SOURCE MATERIAL
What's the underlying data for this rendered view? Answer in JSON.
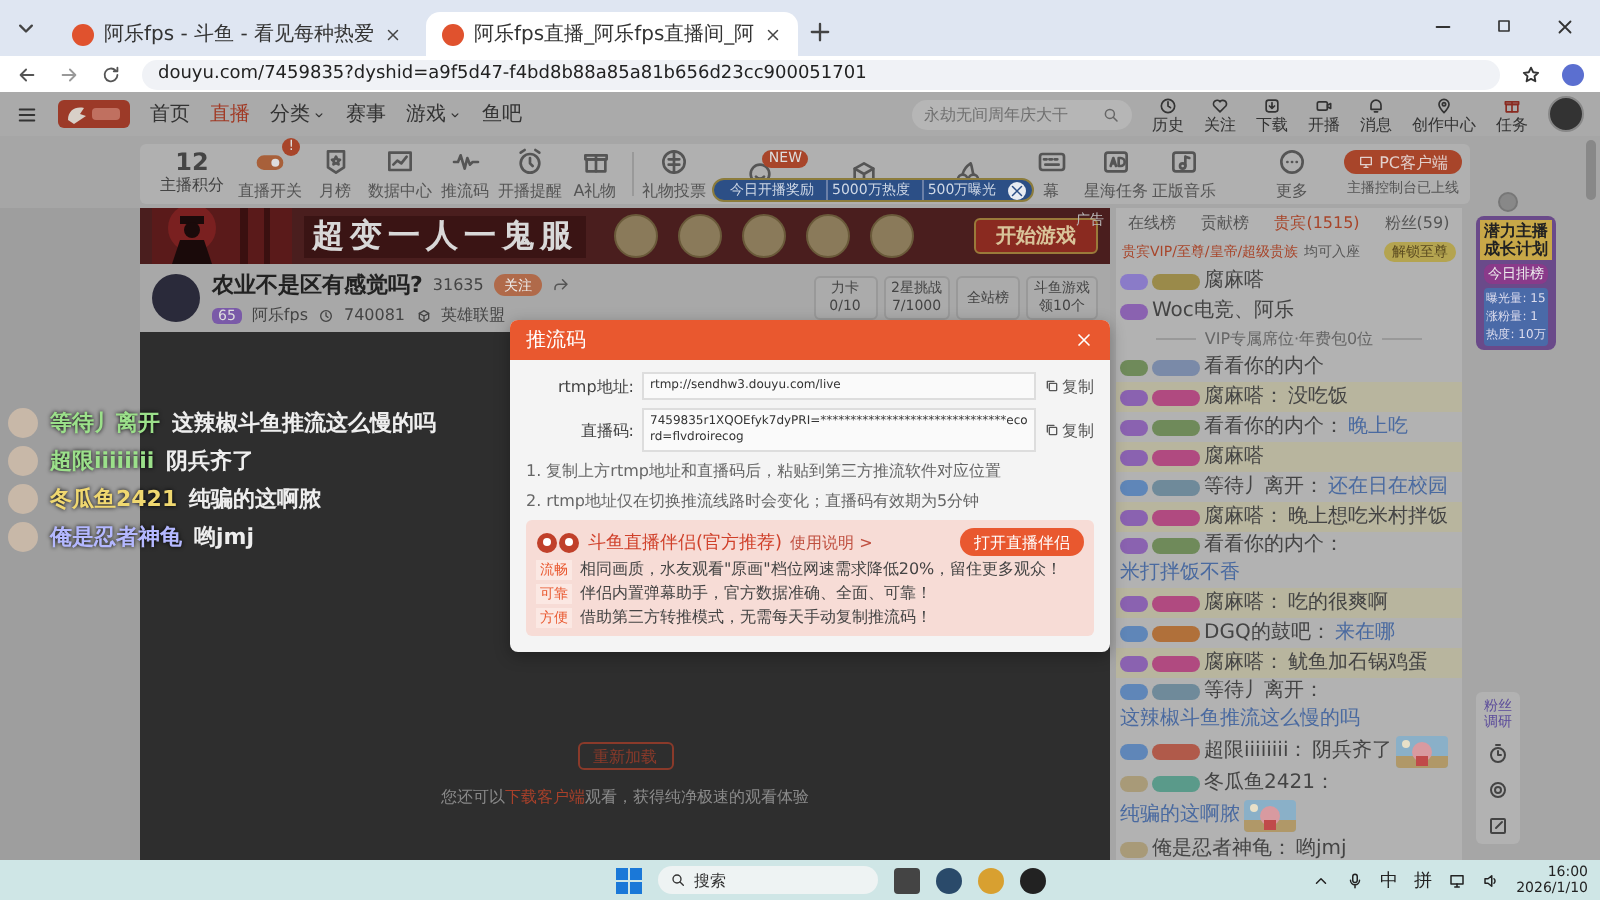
{
  "browser": {
    "tabs": [
      {
        "title": "阿乐fps - 斗鱼 - 看见每种热爱",
        "selected": false
      },
      {
        "title": "阿乐fps直播_阿乐fps直播间_阿",
        "selected": true
      }
    ],
    "url": "douyu.com/7459835?dyshid=a9f5d47-f4bd8b88a85a81b656d23cc900051701"
  },
  "site_header": {
    "nav": [
      {
        "label": "首页",
        "selected": false,
        "dropdown": false
      },
      {
        "label": "直播",
        "selected": true,
        "dropdown": false
      },
      {
        "label": "分类",
        "selected": false,
        "dropdown": true
      },
      {
        "label": "赛事",
        "selected": false,
        "dropdown": false
      },
      {
        "label": "游戏",
        "selected": false,
        "dropdown": true
      },
      {
        "label": "鱼吧",
        "selected": false,
        "dropdown": false
      }
    ],
    "search": {
      "placeholder": "永劫无间周年庆大干"
    },
    "actions": [
      {
        "label": "历史",
        "kind": "clock"
      },
      {
        "label": "关注",
        "kind": "heart"
      },
      {
        "label": "下载",
        "kind": "download"
      },
      {
        "label": "开播",
        "kind": "camera"
      },
      {
        "label": "消息",
        "kind": "bell"
      },
      {
        "label": "创作中心",
        "kind": "pin"
      },
      {
        "label": "任务",
        "kind": "gift"
      }
    ]
  },
  "toolbar": {
    "score": {
      "value": "12",
      "label": "主播积分"
    },
    "items": [
      {
        "label": "直播开关",
        "kind": "toggle",
        "badge": "!"
      },
      {
        "label": "月榜",
        "kind": "medal"
      },
      {
        "label": "数据中心",
        "kind": "chart"
      },
      {
        "label": "推流码",
        "kind": "wave"
      },
      {
        "label": "开播提醒",
        "kind": "alarm"
      },
      {
        "label": "A礼物",
        "kind": "gift"
      },
      {
        "label": "礼物投票",
        "kind": "vote"
      },
      {
        "kind": "face",
        "badge": "NEW"
      },
      {
        "kind": "box"
      },
      {
        "kind": "cherries"
      },
      {
        "label": "幕",
        "kind": "keyboard"
      },
      {
        "label": "星海任务",
        "kind": "ad"
      },
      {
        "label": "正版音乐",
        "kind": "music"
      }
    ],
    "popup": [
      "今日开播奖励",
      "5000万热度",
      "500万曝光"
    ],
    "more": "更多",
    "pc_button": "PC客户端",
    "pc_note": "主播控制台已上线"
  },
  "banner": {
    "title": "超变一人一鬼服",
    "button": "开始游戏",
    "ad_label": "广告"
  },
  "streamer": {
    "title": "农业不是区有感觉吗?",
    "followers": "31635",
    "follow_button": "关注",
    "level": "65",
    "name": "阿乐fps",
    "viewers": "740081",
    "category": "英雄联盟",
    "stats": [
      {
        "label": "力卡",
        "value": "0/10"
      },
      {
        "label": "2星挑战",
        "value": "7/1000"
      },
      {
        "label": "全站榜"
      },
      {
        "label": "斗鱼游戏",
        "value": "领10个"
      }
    ]
  },
  "danmu": [
    {
      "user": "等待丿离开",
      "message": "这辣椒斗鱼推流这么慢的吗",
      "color": "#9be08a"
    },
    {
      "user": "超限iiiiiiii",
      "message": "阴兵齐了",
      "color": "#9be08a"
    },
    {
      "user": "冬瓜鱼2421",
      "message": "纯骗的这啊脓",
      "color": "#f0d870"
    },
    {
      "user": "俺是忍者神龟",
      "message": "哟jmj",
      "color": "#b4b8ff"
    }
  ],
  "player": {
    "reload_button": "重新加载",
    "hint_before": "您还可以",
    "hint_link": "下载客户端",
    "hint_after": "观看，获得纯净极速的观看体验"
  },
  "modal": {
    "title": "推流码",
    "fields": [
      {
        "label": "rtmp地址:",
        "value": "rtmp://sendhw3.douyu.com/live",
        "copy": "复制"
      },
      {
        "label": "直播码:",
        "value": "7459835r1XQOEfyk7dyPRI=*******************************ecord=flvdroirecog",
        "copy": "复制"
      }
    ],
    "notes": [
      "1. 复制上方rtmp地址和直播码后，粘贴到第三方推流软件对应位置",
      "2. rtmp地址仅在切换推流线路时会变化；直播码有效期为5分钟"
    ],
    "promo": {
      "title": "斗鱼直播伴侣(官方推荐)",
      "help": "使用说明 >",
      "button": "打开直播伴侣",
      "features": [
        {
          "tag": "流畅",
          "text": "相同画质，水友观看\"原画\"档位网速需求降低20%，留住更多观众！"
        },
        {
          "tag": "可靠",
          "text": "伴侣内置弹幕助手，官方数据准确、全面、可靠！"
        },
        {
          "tag": "方便",
          "text": "借助第三方转推模式，无需每天手动复制推流码！"
        }
      ]
    }
  },
  "chat": {
    "tabs": [
      {
        "label": "在线榜",
        "selected": false
      },
      {
        "label": "贡献榜",
        "selected": false
      },
      {
        "label": "贵宾(1515)",
        "selected": true
      },
      {
        "label": "粉丝(59)",
        "selected": false
      }
    ],
    "notice": "贵宾VIP/至尊/皇帝/超级贵族",
    "notice_tail": "均可入座",
    "unlock_button": "解锁至尊",
    "messages": [
      {
        "kind": "enter",
        "user": "腐麻嗒",
        "badges": [
          {
            "color": "#8a7bc8"
          },
          {
            "color": "#9a8a4a"
          }
        ],
        "vip": false
      },
      {
        "kind": "enter",
        "user": "Woc电竞、阿乐",
        "badges": [
          {
            "color": "#8a62b0"
          }
        ],
        "vip": false
      },
      {
        "kind": "divider",
        "text": "VIP专属席位·年费包0位"
      },
      {
        "kind": "message",
        "user": "看看你的内个",
        "badges": [
          {
            "color": "#6f8a5a"
          },
          {
            "color": "#7a8aa8"
          }
        ],
        "vip": false
      },
      {
        "kind": "message",
        "user": "腐麻嗒：",
        "text": "没吃饭",
        "badges": [
          {
            "color": "#8a62b0"
          },
          {
            "color": "#b04a80"
          }
        ],
        "highlight": false,
        "vip": true
      },
      {
        "kind": "message",
        "user": "看看你的内个：",
        "text": "晚上吃",
        "badges": [
          {
            "color": "#8a62b0"
          },
          {
            "color": "#6f8a5a"
          }
        ],
        "highlight": true
      },
      {
        "kind": "message",
        "user": "腐麻嗒",
        "badges": [
          {
            "color": "#8a62b0"
          },
          {
            "color": "#b04a80"
          }
        ],
        "vip": true
      },
      {
        "kind": "message",
        "user": "等待丿离开：",
        "text": "还在日在校园",
        "badges": [
          {
            "color": "#5f86b8"
          },
          {
            "color": "#6f8a9a"
          }
        ],
        "highlight": true
      },
      {
        "kind": "message",
        "user": "腐麻嗒：",
        "text": "晚上想吃米村拌饭",
        "badges": [
          {
            "color": "#8a62b0"
          },
          {
            "color": "#b04a80"
          }
        ],
        "highlight": false,
        "vip": true
      },
      {
        "kind": "message",
        "user": "看看你的内个：",
        "text": "米打拌饭不香",
        "badges": [
          {
            "color": "#8a62b0"
          },
          {
            "color": "#6f8a5a"
          }
        ],
        "highlight": true
      },
      {
        "kind": "message",
        "user": "腐麻嗒：",
        "text": "吃的很爽啊",
        "badges": [
          {
            "color": "#8a62b0"
          },
          {
            "color": "#b04a80"
          }
        ],
        "highlight": false,
        "vip": true
      },
      {
        "kind": "message",
        "user": "DGQ的鼓吧：",
        "text": "来在哪",
        "badges": [
          {
            "color": "#5f86b8"
          },
          {
            "color": "#b0703a"
          }
        ],
        "highlight": true
      },
      {
        "kind": "message",
        "user": "腐麻嗒：",
        "text": "鱿鱼加石锅鸡蛋",
        "badges": [
          {
            "color": "#8a62b0"
          },
          {
            "color": "#b04a80"
          }
        ],
        "highlight": false,
        "vip": true
      },
      {
        "kind": "message",
        "user": "等待丿离开：",
        "text": "这辣椒斗鱼推流这么慢的吗",
        "badges": [
          {
            "color": "#5f86b8"
          },
          {
            "color": "#6f8a9a"
          }
        ],
        "highlight": true
      },
      {
        "kind": "message",
        "user": "超限iiiiiiii：",
        "text": "阴兵齐了",
        "badges": [
          {
            "color": "#5f86b8"
          },
          {
            "color": "#b05a4a"
          }
        ],
        "highlight": false,
        "sticker": true
      },
      {
        "kind": "message",
        "user": "冬瓜鱼2421：",
        "text": "纯骗的这啊脓",
        "badges": [
          {
            "color": "#a89a78"
          },
          {
            "color": "#5a9a8a"
          }
        ],
        "highlight": true,
        "sticker": true
      },
      {
        "kind": "message",
        "user": "俺是忍者神龟：",
        "text": "哟jmj",
        "badges": [
          {
            "color": "#a89a78"
          }
        ],
        "highlight": false
      }
    ]
  },
  "side_widget": {
    "title": "潜力主播成长计划",
    "tag": "今日排榜",
    "stats": [
      "曝光量: 15",
      "涨粉量: 1",
      "热度: 10万"
    ]
  },
  "side_tools": {
    "survey": "粉丝调研"
  },
  "taskbar": {
    "search": "搜索",
    "ime": [
      "中",
      "拼"
    ],
    "time": "16:00",
    "date": "2026/1/10"
  }
}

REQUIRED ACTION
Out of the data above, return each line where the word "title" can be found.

ANSWER AREA
        "title": "阿乐fps - 斗鱼 - 看见每种热爱",
        "title": "阿乐fps直播_阿乐fps直播间_阿",
    "title": "超变一人一鬼服",
    "title": "农业不是区有感觉吗?",
    "title": "推流码",
      "title": "斗鱼直播伴侣(官方推荐)",
    "title": "潜力主播成长计划",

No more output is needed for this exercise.